NATIONAL NEWS - Embattled power utility Eskom has reached a point of no return in the construction of its two new build projects, which have to be completed in spite of time and cost overruns.
Questions have been raised by the public and within Eskom’s board on whether Medupi and Kusile should be completed as construction runs significantly over budget and over schedule. To add insult to injury, the power plants have been racked by design and technical faults and are under performing.
The new build projects, whose construction began about 12 years ago, were meant to plug the gap in electricity supply as Eskom pulls off the old and ageing power plants, which experience frequent breakdowns, for much-needed maintenance.
“Medupi is almost 94% [complete] and Kusile is sitting at about 89%; there is no going back, we just have to correct what we have” said Eskom chief executive Phakamani Hadebe on Wednesday.
Hadebe said the utility had spent over R260 billion on the power plants and out of a total of 12 units, only three have been commercialised at Medupi while Kusile has only one commercialised unit.
“Our challenge is that at best, they perform at about 50% or so,” said Hadebe.
Board chairperson Jabu Mabuza said Eskom had conducted a cost-benefit analysis of halting construction and found that it was more beneficial to “spend more time and money to mitigate the risks of completion than to abandon completion”.

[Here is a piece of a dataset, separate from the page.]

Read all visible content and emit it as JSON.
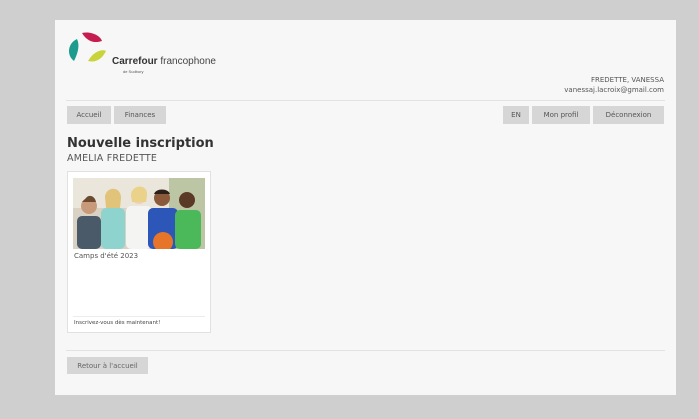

Mabuza said that even if the utility were to stop construction on the plants, it would still need to find additional capacity. He said Eskom would need to build something else, which would have its own costs and would take five years.
In the meantime, Eskom has to find a way to meet the nation’s demand for electricity with its unreliable, ageing fleet.
Eskom is not going to rid itself of an ageing fleet by building something new, Mabuza said. “The ageing fleet will continue to age, so we have to provide for this ageing fleet, which put us in the position we are in.”
A presentation by the technical review task team showed that some of the issues at Medupi and Kusile include boiler design faults that result in high temperatures, which the cooling water system cannot quell.
The dust handling plant is plagued by excessive leaks, a lack of spares, premature failure of parts and ash build up, which leads to unit trips.
Phindile Mookestsi, a member of the Technical Review Team (TRT) appointed to look into the operational issues at Eskom, said a comparative study was conducted, which put the two plants against their global counterparts and found that “Medupi and Kusile are not that bad”.
Ian Morrison, who is also a member of the TRT, added that people forget that all power stations coming into operation experience “teething problems”.
“We have to give the new build space to settle down and sort out some of the defects and optimise maintenance and operations; we should then have a world class asset,” said Morrison.
Within the next two months Eskom will commercialise two additional units at Medupi and Kusile, which Hadebe says are the best-performing out of all the units at the new build power plants.